Woodson did have a good coaching year. It's been a good year for coaching years. We haven't even talked about P.J. Carlesimo; the Brooklyn Nets were a .500 team when he took over and have gone 30-18 since. Larry Drew and Rick Carlisle were given the most uncoachable of assets -- salary cap flexibility -- and Drew has the Atlanta Hawks in the thick of the playoffs while Carlisle's Mavericks managed to make a late push for the playoffs even though Dirk Nowitzki had a functional right knee for only half the season. You haven't heard much "Ubuntu" talk from the Boston Celtics this season, but Doc Rivers must have found some unity rallying cry to keep the Celts from falling apart after Rajon Rondo went down.

But "good" isn't good enough to win awards. They should go to the exceptional -- and that's how I view George Karl's season. Half of the teams in the league have at least one player I would take over the best player on the Nuggets. Yet only three teams have a better record than Denver. I recognize that one of those three is coached by your guy Spoelstra.

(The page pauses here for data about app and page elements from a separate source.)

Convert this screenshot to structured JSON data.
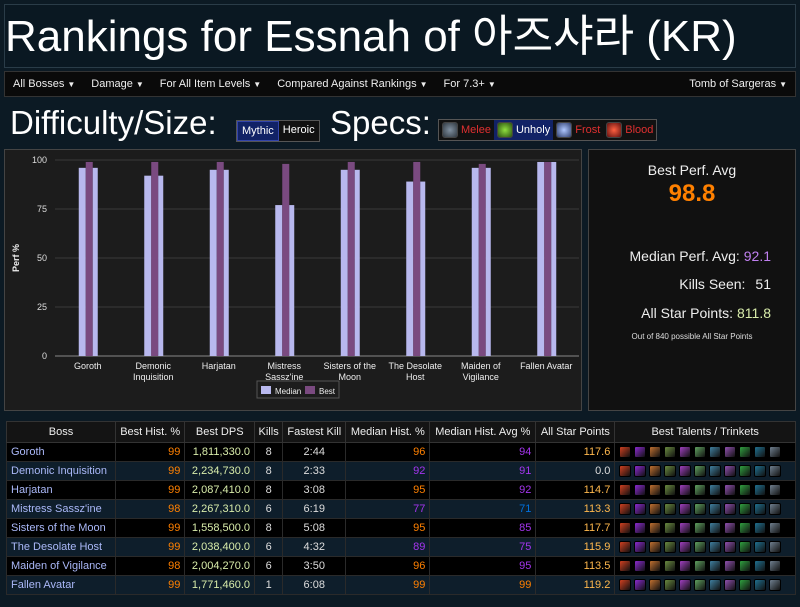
{
  "page_title": "Rankings for Essnah of 아즈샤라 (KR)",
  "menu": {
    "items": [
      "All Bosses",
      "Damage",
      "For All Item Levels",
      "Compared Against Rankings",
      "For 7.3+"
    ],
    "right": "Tomb of Sargeras"
  },
  "difficulty": {
    "label": "Difficulty/Size:",
    "options": [
      "Mythic",
      "Heroic"
    ],
    "selected": "Mythic"
  },
  "specs": {
    "label": "Specs:",
    "items": [
      {
        "label": "Melee",
        "color": "#e03030",
        "icon": "melee-spec-icon",
        "active": false
      },
      {
        "label": "Unholy",
        "color": "#ffffff",
        "icon": "unholy-spec-icon",
        "active": true
      },
      {
        "label": "Frost",
        "color": "#e03030",
        "icon": "frost-spec-icon",
        "active": false
      },
      {
        "label": "Blood",
        "color": "#e03030",
        "icon": "blood-spec-icon",
        "active": false
      }
    ]
  },
  "chart_data": {
    "type": "bar",
    "ylabel": "Perf %",
    "ylim": [
      0,
      100
    ],
    "yticks": [
      0,
      25,
      50,
      75,
      100
    ],
    "categories": [
      "Goroth",
      "Demonic Inquisition",
      "Harjatan",
      "Mistress Sassz'ine",
      "Sisters of the Moon",
      "The Desolate Host",
      "Maiden of Vigilance",
      "Fallen Avatar"
    ],
    "category_lines": [
      [
        "Goroth"
      ],
      [
        "Demonic",
        "Inquisition"
      ],
      [
        "Harjatan"
      ],
      [
        "Mistress",
        "Sassz'ine"
      ],
      [
        "Sisters of the",
        "Moon"
      ],
      [
        "The Desolate",
        "Host"
      ],
      [
        "Maiden of",
        "Vigilance"
      ],
      [
        "Fallen Avatar"
      ]
    ],
    "series": [
      {
        "name": "Median",
        "color": "#b8b8ee",
        "values": [
          96,
          92,
          95,
          77,
          95,
          89,
          96,
          99
        ]
      },
      {
        "name": "Best",
        "color": "#7a4a80",
        "values": [
          99,
          99,
          99,
          98,
          99,
          99,
          98,
          99
        ]
      }
    ],
    "legend": "bottom"
  },
  "stats": {
    "best_label": "Best Perf. Avg",
    "best_value": "98.8",
    "median_label": "Median Perf. Avg:",
    "median_value": "92.1",
    "kills_label": "Kills Seen:",
    "kills_value": "51",
    "points_label": "All Star Points:",
    "points_value": "811.8",
    "note": "Out of 840 possible All Star Points"
  },
  "table": {
    "headers": [
      "Boss",
      "Best Hist. %",
      "Best DPS",
      "Kills",
      "Fastest Kill",
      "Median Hist. %",
      "Median Hist. Avg %",
      "All Star Points",
      "Best Talents / Trinkets"
    ],
    "rows": [
      {
        "boss": "Goroth",
        "best": "99",
        "dps": "1,811,330.0",
        "kills": "8",
        "fastest": "2:44",
        "median": "96",
        "avg": "94",
        "points": "117.6",
        "best_cls": "leg",
        "median_cls": "leg",
        "avg_cls": "epic"
      },
      {
        "boss": "Demonic Inquisition",
        "best": "99",
        "dps": "2,234,730.0",
        "kills": "8",
        "fastest": "2:33",
        "median": "92",
        "avg": "91",
        "points": "0.0",
        "best_cls": "leg",
        "median_cls": "epic",
        "avg_cls": "epic"
      },
      {
        "boss": "Harjatan",
        "best": "99",
        "dps": "2,087,410.0",
        "kills": "8",
        "fastest": "3:08",
        "median": "95",
        "avg": "92",
        "points": "114.7",
        "best_cls": "leg",
        "median_cls": "leg",
        "avg_cls": "epic"
      },
      {
        "boss": "Mistress Sassz'ine",
        "best": "98",
        "dps": "2,267,310.0",
        "kills": "6",
        "fastest": "6:19",
        "median": "77",
        "avg": "71",
        "points": "113.3",
        "best_cls": "leg",
        "median_cls": "epic",
        "avg_cls": "rare"
      },
      {
        "boss": "Sisters of the Moon",
        "best": "99",
        "dps": "1,558,500.0",
        "kills": "8",
        "fastest": "5:08",
        "median": "95",
        "avg": "85",
        "points": "117.7",
        "best_cls": "leg",
        "median_cls": "leg",
        "avg_cls": "epic"
      },
      {
        "boss": "The Desolate Host",
        "best": "99",
        "dps": "2,038,400.0",
        "kills": "6",
        "fastest": "4:32",
        "median": "89",
        "avg": "75",
        "points": "115.9",
        "best_cls": "leg",
        "median_cls": "epic",
        "avg_cls": "epic"
      },
      {
        "boss": "Maiden of Vigilance",
        "best": "98",
        "dps": "2,004,270.0",
        "kills": "6",
        "fastest": "3:50",
        "median": "96",
        "avg": "95",
        "points": "113.5",
        "best_cls": "leg",
        "median_cls": "leg",
        "avg_cls": "epic"
      },
      {
        "boss": "Fallen Avatar",
        "best": "99",
        "dps": "1,771,460.0",
        "kills": "1",
        "fastest": "6:08",
        "median": "99",
        "avg": "99",
        "points": "119.2",
        "best_cls": "leg",
        "median_cls": "leg",
        "avg_cls": "leg"
      }
    ],
    "talent_colors": [
      "#d04020",
      "#8a2ad0",
      "#c07030",
      "#6a8a40",
      "#a040c0",
      "#60a060",
      "#4080a0",
      "#9050b0",
      "#30a040",
      "#207090",
      "#708090"
    ]
  }
}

Spoelstra is only 42 years old (I say "only" because he's just a week younger than me), and he already has a championship. Karl has been coaching NBA teams for 25 years; he doesn't have a ring and probably won't ever get one. He doesn't have a Coach of the Year award either, not even from the three times his Seattle SuperSonics won 60-plus games (keep in mind, the ballots were counted before any of their playoff flameouts). If Spoelstra is as good as you think he is -- more importantly, if he's as good as Pat Riley believed he could be, which is looking like a savvy premonition on Riles' part -- he'll get one of these Coach of the Year awards eventually. For 2012-13 (there I go, referencing this season again), it should go to George Karl.